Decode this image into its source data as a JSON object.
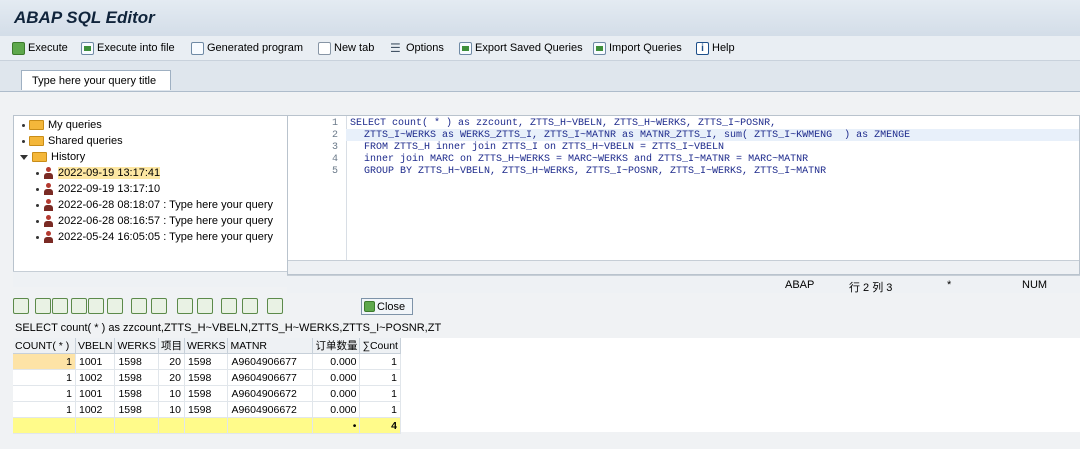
{
  "app": {
    "title": "ABAP SQL Editor"
  },
  "toolbar": {
    "execute": "Execute",
    "execute_file": "Execute into file",
    "generated": "Generated program",
    "new_tab": "New tab",
    "options": "Options",
    "export": "Export Saved Queries",
    "import": "Import Queries",
    "help": "Help"
  },
  "tab": {
    "label": "Type here your query title"
  },
  "tree": {
    "my_queries": "My queries",
    "shared": "Shared queries",
    "history": "History",
    "entries": [
      "2022-09-19 13:17:41",
      "2022-09-19 13:17:10",
      "2022-06-28 08:18:07 :  Type here your query",
      "2022-06-28 08:16:57 :  Type here your query",
      "2022-05-24 16:05:05 :  Type here your query"
    ]
  },
  "editor": {
    "lines": [
      "SELECT count( * ) as zzcount, ZTTS_H~VBELN, ZTTS_H~WERKS, ZTTS_I~POSNR,",
      "ZTTS_I~WERKS as WERKS_ZTTS_I, ZTTS_I~MATNR as MATNR_ZTTS_I, sum( ZTTS_I~KWMENG  ) as ZMENGE",
      "FROM ZTTS_H inner join ZTTS_I on ZTTS_H~VBELN = ZTTS_I~VBELN",
      "inner join MARC on ZTTS_H~WERKS = MARC~WERKS and ZTTS_I~MATNR = MARC~MATNR",
      "GROUP BY ZTTS_H~VBELN, ZTTS_H~WERKS, ZTTS_I~POSNR, ZTTS_I~WERKS, ZTTS_I~MATNR"
    ],
    "line_numbers": [
      "1",
      "2",
      "3",
      "4",
      "5"
    ]
  },
  "status": {
    "lang": "ABAP",
    "pos_label": "行 2 列 3",
    "star": "*",
    "num": "NUM"
  },
  "alv": {
    "close": "Close"
  },
  "summary": "SELECT count( * ) as zzcount,ZTTS_H~VBELN,ZTTS_H~WERKS,ZTTS_I~POSNR,ZT",
  "results": {
    "headers": [
      "COUNT( * )",
      "VBELN",
      "WERKS",
      "项目",
      "WERKS",
      "MATNR",
      "订单数量",
      "∑Count"
    ],
    "rows": [
      [
        "1",
        "1001",
        "1598",
        "20",
        "1598",
        "A9604906677",
        "0.000",
        "1"
      ],
      [
        "1",
        "1002",
        "1598",
        "20",
        "1598",
        "A9604906677",
        "0.000",
        "1"
      ],
      [
        "1",
        "1001",
        "1598",
        "10",
        "1598",
        "A9604906672",
        "0.000",
        "1"
      ],
      [
        "1",
        "1002",
        "1598",
        "10",
        "1598",
        "A9604906672",
        "0.000",
        "1"
      ]
    ],
    "total_marker": "•",
    "total": "4"
  }
}
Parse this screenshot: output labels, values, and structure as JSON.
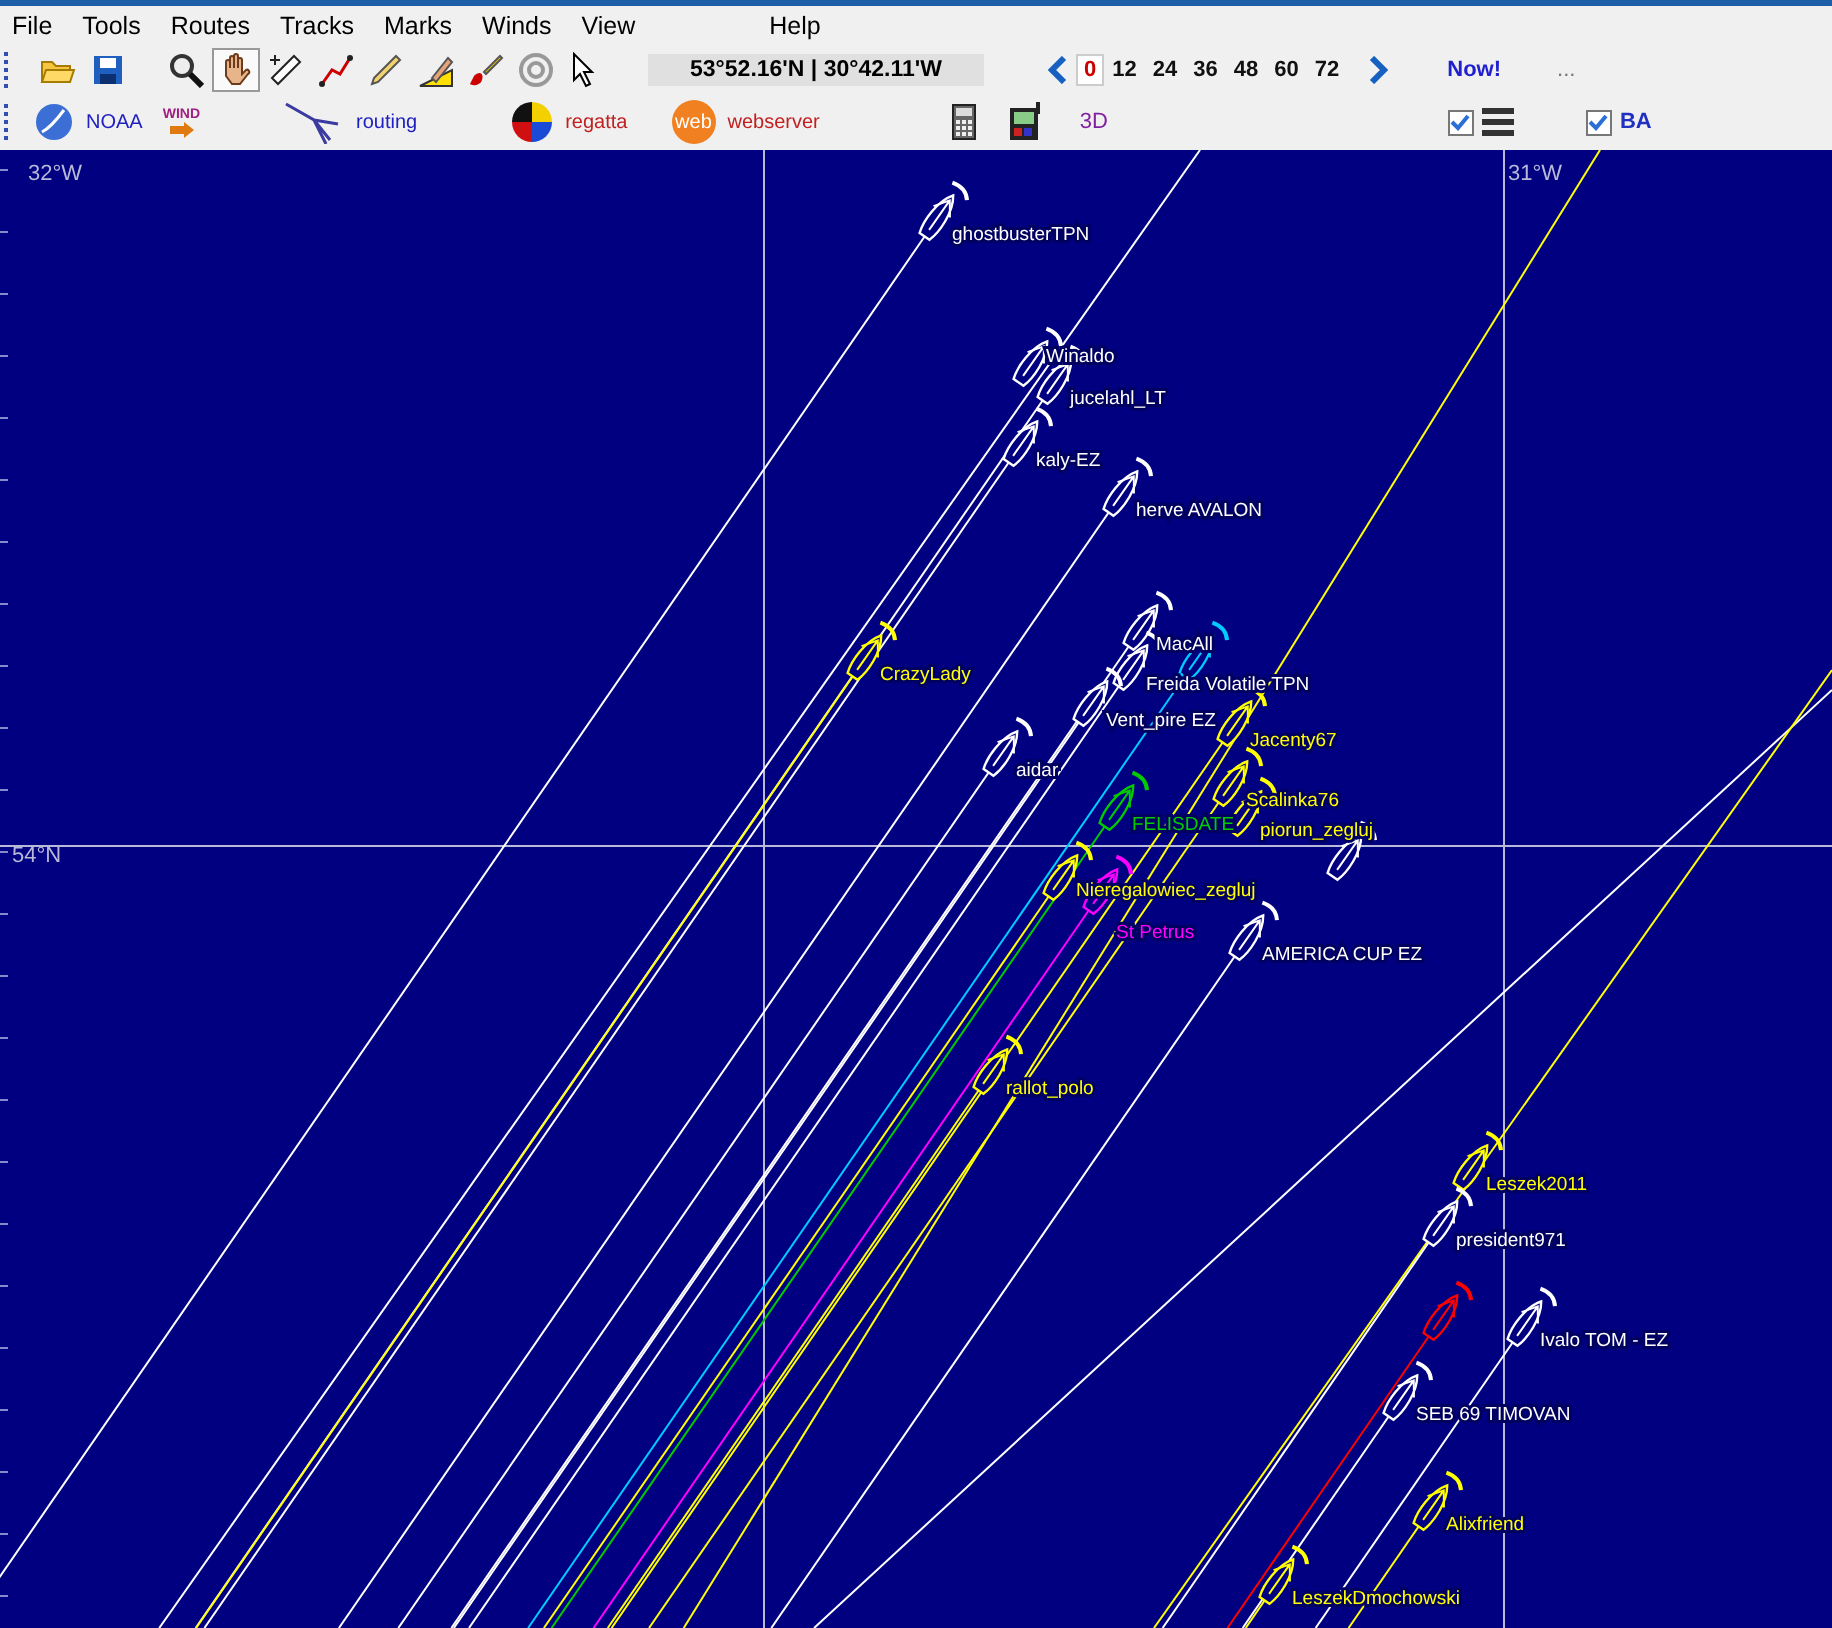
{
  "menu": [
    "File",
    "Tools",
    "Routes",
    "Tracks",
    "Marks",
    "Winds",
    "View",
    "Help"
  ],
  "tools": [
    {
      "kind": "open",
      "selected": false
    },
    {
      "kind": "save",
      "selected": false
    },
    {
      "kind": "zoom",
      "selected": false
    },
    {
      "kind": "hand",
      "selected": true
    },
    {
      "kind": "ruler",
      "selected": false
    },
    {
      "kind": "route",
      "selected": false
    },
    {
      "kind": "pencil",
      "selected": false
    },
    {
      "kind": "mark",
      "selected": false
    },
    {
      "kind": "brush",
      "selected": false
    },
    {
      "kind": "target",
      "selected": false
    },
    {
      "kind": "pointer",
      "selected": false
    }
  ],
  "coordinates": "53°52.16'N | 30°42.11'W",
  "time_steps": [
    {
      "label": "0",
      "selected": true
    },
    {
      "label": "12",
      "selected": false
    },
    {
      "label": "24",
      "selected": false
    },
    {
      "label": "36",
      "selected": false
    },
    {
      "label": "48",
      "selected": false
    },
    {
      "label": "60",
      "selected": false
    },
    {
      "label": "72",
      "selected": false
    }
  ],
  "now": "Now!",
  "more": "...",
  "toolbar2": {
    "noaa": "NOAA",
    "wind_icon": "WIND",
    "routing": "routing",
    "regatta": "regatta",
    "web_icon": "web",
    "webserver": "webserver",
    "three_d": "3D",
    "list_toggle": {
      "checked": true
    },
    "ba": {
      "label": "BA",
      "checked": true
    }
  },
  "map": {
    "grid_labels": [
      "32°W",
      "31°W",
      "54°N"
    ],
    "boats": [
      {
        "name": "ghostbusterTPN",
        "color": "#ffffff"
      },
      {
        "name": "Winaldo",
        "color": "#ffffff"
      },
      {
        "name": "jucelahl_LT",
        "color": "#ffffff"
      },
      {
        "name": "kaly-EZ",
        "color": "#ffffff"
      },
      {
        "name": "herve AVALON",
        "color": "#ffffff"
      },
      {
        "name": "CrazyLady",
        "color": "#ffff00"
      },
      {
        "name": "MacAll",
        "color": "#ffffff"
      },
      {
        "name": "Freida Volatile TPN",
        "color": "#ffffff"
      },
      {
        "color": "#00ccff"
      },
      {
        "name": "Vent_pire EZ",
        "color": "#ffffff"
      },
      {
        "name": "Jacenty67",
        "color": "#ffff00"
      },
      {
        "name": "aidar",
        "color": "#ffffff"
      },
      {
        "name": "Scalinka76",
        "color": "#ffff00"
      },
      {
        "name": "piorun_zegluj",
        "color": "#ffff00"
      },
      {
        "name": "FELISDATE",
        "color": "#00cc00"
      },
      {
        "color": "#ffffff"
      },
      {
        "name": "Nieregalowiec_zegluj",
        "color": "#ffff00"
      },
      {
        "name": "St Petrus",
        "color": "#ff00ff"
      },
      {
        "name": "AMERICA CUP EZ",
        "color": "#ffffff"
      },
      {
        "name": "rallot_polo",
        "color": "#ffff00"
      },
      {
        "name": "Leszek2011",
        "color": "#ffff00"
      },
      {
        "name": "president971",
        "color": "#ffffff"
      },
      {
        "color": "#ff0000"
      },
      {
        "name": "Ivalo TOM - EZ",
        "color": "#ffffff"
      },
      {
        "name": "SEB 69 TIMOVAN",
        "color": "#ffffff"
      },
      {
        "name": "Alixfriend",
        "color": "#ffff00"
      },
      {
        "name": "LeszekDmochowski",
        "color": "#ffff00"
      }
    ]
  }
}
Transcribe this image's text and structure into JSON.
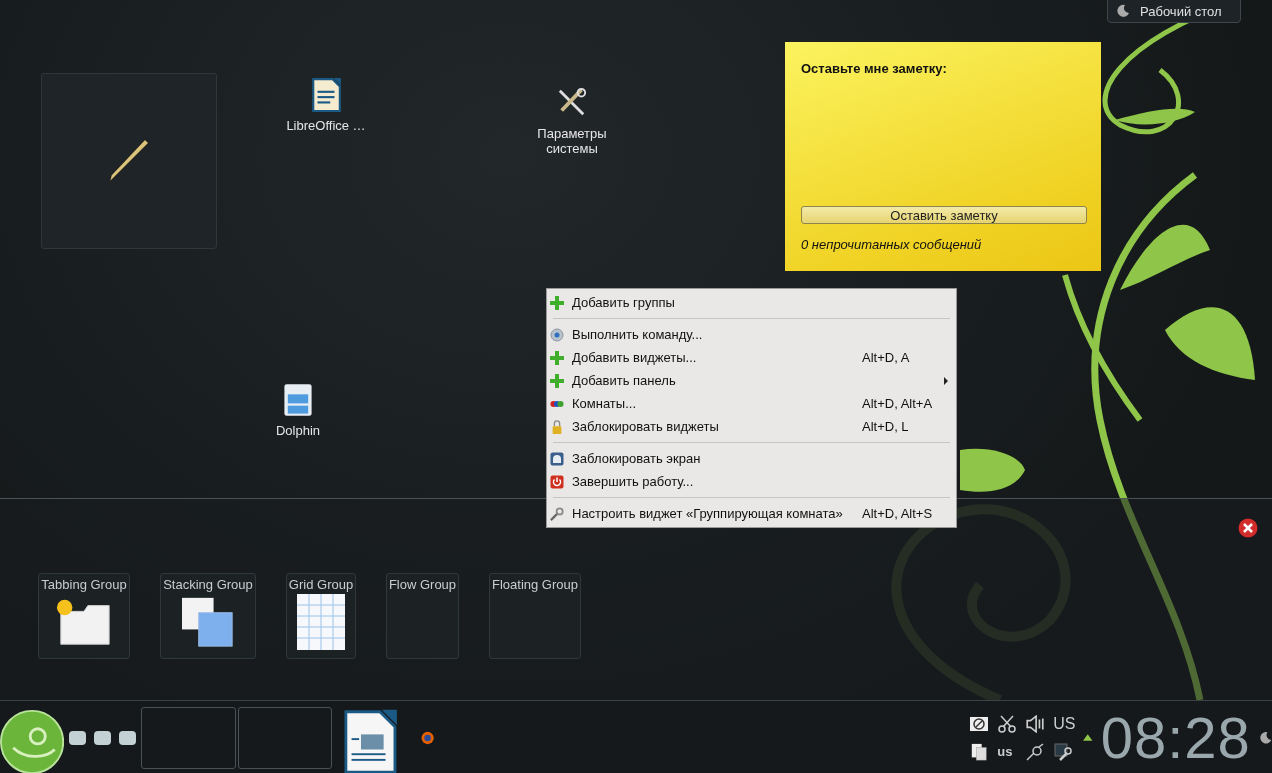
{
  "activity_button": {
    "label": "Рабочий стол"
  },
  "desktop_icons": [
    {
      "kind": "document",
      "label": "LibreOffice …"
    },
    {
      "kind": "tools",
      "label": "Параметры системы"
    },
    {
      "kind": "cabinet",
      "label": "Dolphin"
    }
  ],
  "note_widget": {
    "title": "Оставьте мне заметку:",
    "button": "Оставить заметку",
    "status": "0 непрочитанных сообщений"
  },
  "context_menu": [
    {
      "kind": "plus",
      "label": "Добавить группы",
      "has_submenu": false
    },
    {
      "kind": "separator"
    },
    {
      "kind": "gear",
      "label": "Выполнить команду...",
      "has_submenu": false
    },
    {
      "kind": "plus",
      "label": "Добавить виджеты...",
      "shortcut": "Alt+D, A",
      "has_submenu": false
    },
    {
      "kind": "plus",
      "label": "Добавить панель",
      "has_submenu": true
    },
    {
      "kind": "rooms",
      "label": "Комнаты...",
      "shortcut": "Alt+D, Alt+A",
      "has_submenu": false
    },
    {
      "kind": "lock",
      "label": "Заблокировать виджеты",
      "shortcut": "Alt+D, L",
      "has_submenu": false
    },
    {
      "kind": "separator"
    },
    {
      "kind": "screen",
      "label": "Заблокировать экран",
      "has_submenu": false
    },
    {
      "kind": "power",
      "label": "Завершить работу...",
      "has_submenu": false
    },
    {
      "kind": "separator"
    },
    {
      "kind": "wrench",
      "label": "Настроить виджет «Группирующая комната»",
      "shortcut": "Alt+D, Alt+S",
      "has_submenu": false
    }
  ],
  "groups": [
    {
      "kind": "tabbing",
      "label": "Tabbing Group"
    },
    {
      "kind": "stacking",
      "label": "Stacking Group"
    },
    {
      "kind": "grid",
      "label": "Grid Group"
    },
    {
      "kind": "flow",
      "label": "Flow Group"
    },
    {
      "kind": "floating",
      "label": "Floating Group"
    }
  ],
  "tray": {
    "layout_top": "US",
    "layout_bottom": "us"
  },
  "clock": "08:28"
}
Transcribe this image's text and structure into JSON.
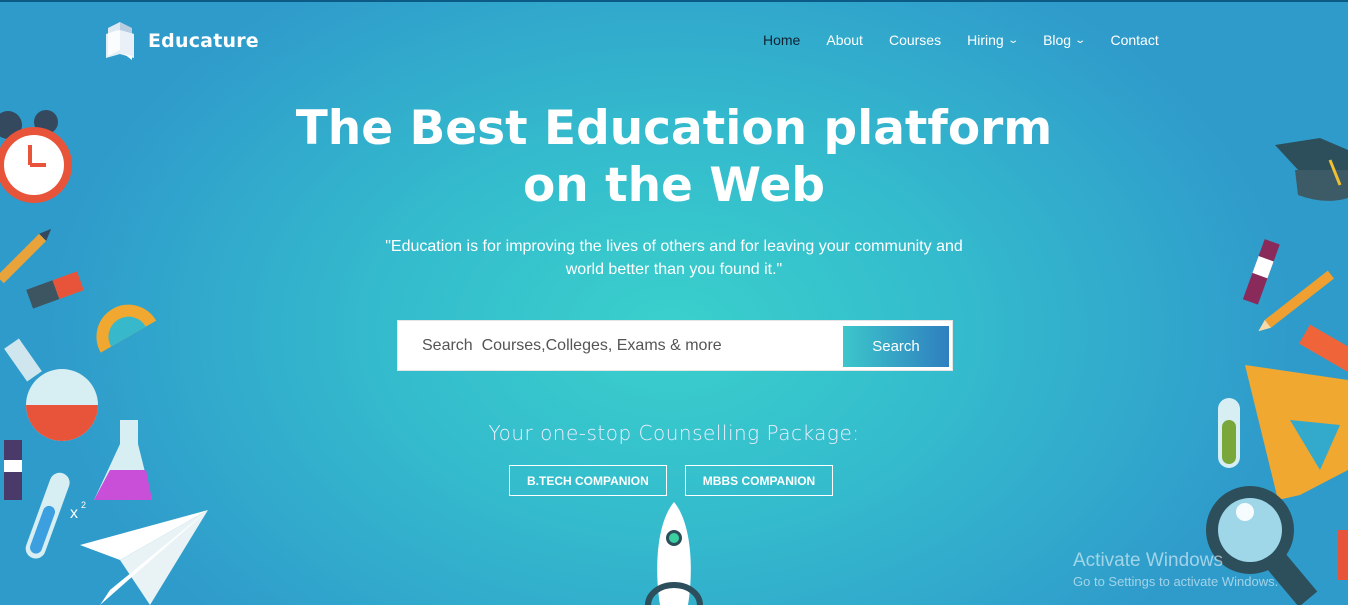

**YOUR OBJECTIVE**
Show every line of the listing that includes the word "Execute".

**OUTPUT**
    "execute": "Execute",
    "execute_file": "Execute into file",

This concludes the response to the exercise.